EXERCISE: Search the data for "JSON". Return each matching line.

RECORDS FOR THIS TASK:
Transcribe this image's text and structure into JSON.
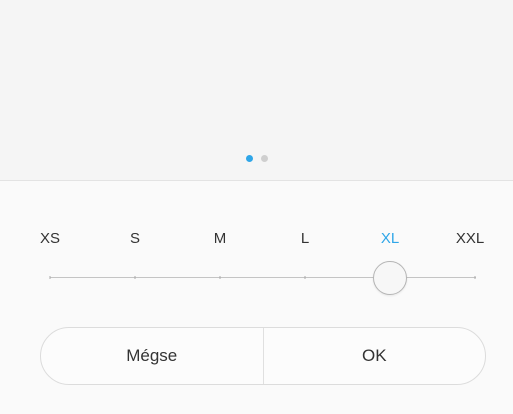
{
  "carousel": {
    "page_count": 2,
    "active_page": 1,
    "accent_color": "#2fa6e8",
    "inactive_color": "#cfcfcf"
  },
  "font_size_picker": {
    "options": [
      "XS",
      "S",
      "M",
      "L",
      "XL",
      "XXL"
    ],
    "selected": "XL",
    "selected_index": 4,
    "selected_color": "#2fa6e8"
  },
  "dialog_buttons": {
    "cancel_label": "Mégse",
    "ok_label": "OK"
  }
}
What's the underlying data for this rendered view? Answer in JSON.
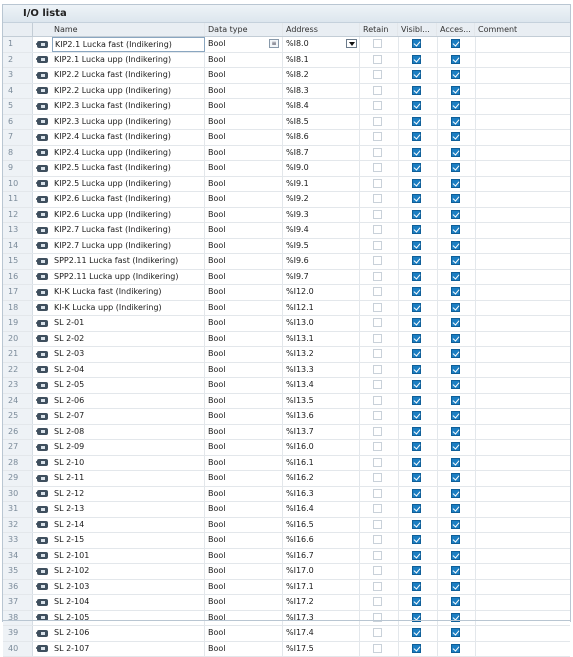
{
  "window": {
    "title": "I/O lista"
  },
  "columns": {
    "name": "Name",
    "data_type": "Data type",
    "address": "Address",
    "retain": "Retain",
    "visible": "Visibl...",
    "accessible": "Acces...",
    "comment": "Comment"
  },
  "rows": [
    {
      "num": "1",
      "name": "KIP2.1 Lucka fast (Indikering)",
      "type": "Bool",
      "address": "%I8.0",
      "retain": false,
      "visible": true,
      "accessible": true,
      "comment": ""
    },
    {
      "num": "2",
      "name": "KIP2.1 Lucka upp (Indikering)",
      "type": "Bool",
      "address": "%I8.1",
      "retain": false,
      "visible": true,
      "accessible": true,
      "comment": ""
    },
    {
      "num": "3",
      "name": "KIP2.2 Lucka fast (Indikering)",
      "type": "Bool",
      "address": "%I8.2",
      "retain": false,
      "visible": true,
      "accessible": true,
      "comment": ""
    },
    {
      "num": "4",
      "name": "KIP2.2 Lucka upp (Indikering)",
      "type": "Bool",
      "address": "%I8.3",
      "retain": false,
      "visible": true,
      "accessible": true,
      "comment": ""
    },
    {
      "num": "5",
      "name": "KIP2.3 Lucka fast (Indikering)",
      "type": "Bool",
      "address": "%I8.4",
      "retain": false,
      "visible": true,
      "accessible": true,
      "comment": ""
    },
    {
      "num": "6",
      "name": "KIP2.3 Lucka upp (Indikering)",
      "type": "Bool",
      "address": "%I8.5",
      "retain": false,
      "visible": true,
      "accessible": true,
      "comment": ""
    },
    {
      "num": "7",
      "name": "KIP2.4 Lucka fast (Indikering)",
      "type": "Bool",
      "address": "%I8.6",
      "retain": false,
      "visible": true,
      "accessible": true,
      "comment": ""
    },
    {
      "num": "8",
      "name": "KIP2.4 Lucka upp (Indikering)",
      "type": "Bool",
      "address": "%I8.7",
      "retain": false,
      "visible": true,
      "accessible": true,
      "comment": ""
    },
    {
      "num": "9",
      "name": "KIP2.5 Lucka fast (Indikering)",
      "type": "Bool",
      "address": "%I9.0",
      "retain": false,
      "visible": true,
      "accessible": true,
      "comment": ""
    },
    {
      "num": "10",
      "name": "KIP2.5 Lucka upp (Indikering)",
      "type": "Bool",
      "address": "%I9.1",
      "retain": false,
      "visible": true,
      "accessible": true,
      "comment": ""
    },
    {
      "num": "11",
      "name": "KIP2.6 Lucka fast (Indikering)",
      "type": "Bool",
      "address": "%I9.2",
      "retain": false,
      "visible": true,
      "accessible": true,
      "comment": ""
    },
    {
      "num": "12",
      "name": "KIP2.6 Lucka upp (Indikering)",
      "type": "Bool",
      "address": "%I9.3",
      "retain": false,
      "visible": true,
      "accessible": true,
      "comment": ""
    },
    {
      "num": "13",
      "name": "KIP2.7 Lucka fast (Indikering)",
      "type": "Bool",
      "address": "%I9.4",
      "retain": false,
      "visible": true,
      "accessible": true,
      "comment": ""
    },
    {
      "num": "14",
      "name": "KIP2.7 Lucka upp (Indikering)",
      "type": "Bool",
      "address": "%I9.5",
      "retain": false,
      "visible": true,
      "accessible": true,
      "comment": ""
    },
    {
      "num": "15",
      "name": "SPP2.11 Lucka fast (Indikering)",
      "type": "Bool",
      "address": "%I9.6",
      "retain": false,
      "visible": true,
      "accessible": true,
      "comment": ""
    },
    {
      "num": "16",
      "name": "SPP2.11 Lucka upp (Indikering)",
      "type": "Bool",
      "address": "%I9.7",
      "retain": false,
      "visible": true,
      "accessible": true,
      "comment": ""
    },
    {
      "num": "17",
      "name": "KI-K Lucka fast (Indikering)",
      "type": "Bool",
      "address": "%I12.0",
      "retain": false,
      "visible": true,
      "accessible": true,
      "comment": ""
    },
    {
      "num": "18",
      "name": "KI-K Lucka upp (Indikering)",
      "type": "Bool",
      "address": "%I12.1",
      "retain": false,
      "visible": true,
      "accessible": true,
      "comment": ""
    },
    {
      "num": "19",
      "name": "SL 2-01",
      "type": "Bool",
      "address": "%I13.0",
      "retain": false,
      "visible": true,
      "accessible": true,
      "comment": ""
    },
    {
      "num": "20",
      "name": "SL 2-02",
      "type": "Bool",
      "address": "%I13.1",
      "retain": false,
      "visible": true,
      "accessible": true,
      "comment": ""
    },
    {
      "num": "21",
      "name": "SL 2-03",
      "type": "Bool",
      "address": "%I13.2",
      "retain": false,
      "visible": true,
      "accessible": true,
      "comment": ""
    },
    {
      "num": "22",
      "name": "SL 2-04",
      "type": "Bool",
      "address": "%I13.3",
      "retain": false,
      "visible": true,
      "accessible": true,
      "comment": ""
    },
    {
      "num": "23",
      "name": "SL 2-05",
      "type": "Bool",
      "address": "%I13.4",
      "retain": false,
      "visible": true,
      "accessible": true,
      "comment": ""
    },
    {
      "num": "24",
      "name": "SL 2-06",
      "type": "Bool",
      "address": "%I13.5",
      "retain": false,
      "visible": true,
      "accessible": true,
      "comment": ""
    },
    {
      "num": "25",
      "name": "SL 2-07",
      "type": "Bool",
      "address": "%I13.6",
      "retain": false,
      "visible": true,
      "accessible": true,
      "comment": ""
    },
    {
      "num": "26",
      "name": "SL 2-08",
      "type": "Bool",
      "address": "%I13.7",
      "retain": false,
      "visible": true,
      "accessible": true,
      "comment": ""
    },
    {
      "num": "27",
      "name": "SL 2-09",
      "type": "Bool",
      "address": "%I16.0",
      "retain": false,
      "visible": true,
      "accessible": true,
      "comment": ""
    },
    {
      "num": "28",
      "name": "SL 2-10",
      "type": "Bool",
      "address": "%I16.1",
      "retain": false,
      "visible": true,
      "accessible": true,
      "comment": ""
    },
    {
      "num": "29",
      "name": "SL 2-11",
      "type": "Bool",
      "address": "%I16.2",
      "retain": false,
      "visible": true,
      "accessible": true,
      "comment": ""
    },
    {
      "num": "30",
      "name": "SL 2-12",
      "type": "Bool",
      "address": "%I16.3",
      "retain": false,
      "visible": true,
      "accessible": true,
      "comment": ""
    },
    {
      "num": "31",
      "name": "SL 2-13",
      "type": "Bool",
      "address": "%I16.4",
      "retain": false,
      "visible": true,
      "accessible": true,
      "comment": ""
    },
    {
      "num": "32",
      "name": "SL 2-14",
      "type": "Bool",
      "address": "%I16.5",
      "retain": false,
      "visible": true,
      "accessible": true,
      "comment": ""
    },
    {
      "num": "33",
      "name": "SL 2-15",
      "type": "Bool",
      "address": "%I16.6",
      "retain": false,
      "visible": true,
      "accessible": true,
      "comment": ""
    },
    {
      "num": "34",
      "name": "SL 2-101",
      "type": "Bool",
      "address": "%I16.7",
      "retain": false,
      "visible": true,
      "accessible": true,
      "comment": ""
    },
    {
      "num": "35",
      "name": "SL 2-102",
      "type": "Bool",
      "address": "%I17.0",
      "retain": false,
      "visible": true,
      "accessible": true,
      "comment": ""
    },
    {
      "num": "36",
      "name": "SL 2-103",
      "type": "Bool",
      "address": "%I17.1",
      "retain": false,
      "visible": true,
      "accessible": true,
      "comment": ""
    },
    {
      "num": "37",
      "name": "SL 2-104",
      "type": "Bool",
      "address": "%I17.2",
      "retain": false,
      "visible": true,
      "accessible": true,
      "comment": ""
    },
    {
      "num": "38",
      "name": "SL 2-105",
      "type": "Bool",
      "address": "%I17.3",
      "retain": false,
      "visible": true,
      "accessible": true,
      "comment": ""
    },
    {
      "num": "39",
      "name": "SL 2-106",
      "type": "Bool",
      "address": "%I17.4",
      "retain": false,
      "visible": true,
      "accessible": true,
      "comment": ""
    },
    {
      "num": "40",
      "name": "SL 2-107",
      "type": "Bool",
      "address": "%I17.5",
      "retain": false,
      "visible": true,
      "accessible": true,
      "comment": ""
    }
  ],
  "editing_row": 0,
  "icons": {
    "tag": "plc-tag-icon",
    "type_picker": "list-icon",
    "address_dropdown": "chevron-down-icon"
  },
  "colors": {
    "checkbox_checked": "#1b7ec2",
    "header_bg": "#e9eef3",
    "row_num_bg": "#eef2f6"
  }
}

SOLUTION:
Transcribe this image's text and structure into JSON.
What's the underlying data for this rendered view? Answer in JSON.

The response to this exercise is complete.